** What is required **
Using the data below, gather each line that includes the word "CROSS".

(Stored data)

........

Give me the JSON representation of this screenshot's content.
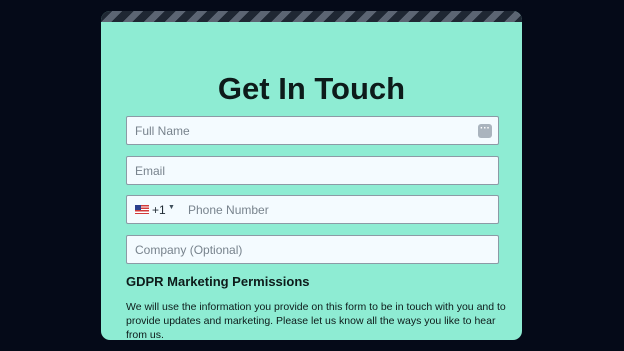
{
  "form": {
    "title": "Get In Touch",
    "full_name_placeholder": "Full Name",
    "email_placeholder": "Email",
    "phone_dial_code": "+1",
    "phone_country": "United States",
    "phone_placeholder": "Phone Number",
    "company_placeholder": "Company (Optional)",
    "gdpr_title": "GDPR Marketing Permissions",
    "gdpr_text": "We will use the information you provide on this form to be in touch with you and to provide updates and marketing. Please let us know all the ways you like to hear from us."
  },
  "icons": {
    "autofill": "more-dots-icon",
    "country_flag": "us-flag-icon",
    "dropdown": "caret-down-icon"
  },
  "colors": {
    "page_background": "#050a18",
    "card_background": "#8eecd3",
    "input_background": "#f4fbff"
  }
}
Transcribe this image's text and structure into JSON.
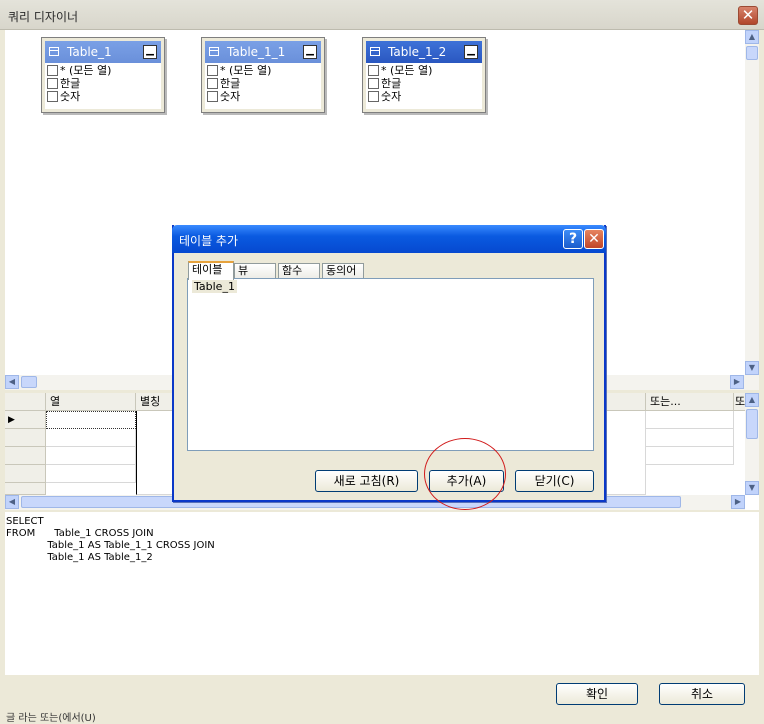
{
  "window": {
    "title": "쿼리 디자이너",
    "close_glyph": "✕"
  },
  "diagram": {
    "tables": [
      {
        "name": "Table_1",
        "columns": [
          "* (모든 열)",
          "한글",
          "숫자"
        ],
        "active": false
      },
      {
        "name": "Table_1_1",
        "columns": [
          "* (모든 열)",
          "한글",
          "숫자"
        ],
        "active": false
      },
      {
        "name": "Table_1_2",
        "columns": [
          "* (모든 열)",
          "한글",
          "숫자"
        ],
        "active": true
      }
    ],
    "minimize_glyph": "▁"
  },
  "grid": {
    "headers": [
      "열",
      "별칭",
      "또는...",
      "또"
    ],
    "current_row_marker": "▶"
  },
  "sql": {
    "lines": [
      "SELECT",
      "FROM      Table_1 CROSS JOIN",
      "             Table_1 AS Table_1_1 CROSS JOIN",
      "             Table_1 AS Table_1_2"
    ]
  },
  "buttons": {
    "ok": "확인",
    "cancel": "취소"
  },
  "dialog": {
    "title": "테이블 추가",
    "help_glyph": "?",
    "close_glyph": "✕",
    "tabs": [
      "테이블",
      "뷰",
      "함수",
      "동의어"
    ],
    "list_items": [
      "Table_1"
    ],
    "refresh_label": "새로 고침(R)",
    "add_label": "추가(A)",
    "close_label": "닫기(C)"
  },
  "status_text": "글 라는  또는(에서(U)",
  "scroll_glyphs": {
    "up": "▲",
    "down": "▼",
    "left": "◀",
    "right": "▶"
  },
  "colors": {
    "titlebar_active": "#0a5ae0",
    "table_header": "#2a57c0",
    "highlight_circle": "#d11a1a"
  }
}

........

** Written response **
      "FROM      Table_1 CROSS JOIN",
      "             Table_1 AS Table_1_1 CROSS JOIN",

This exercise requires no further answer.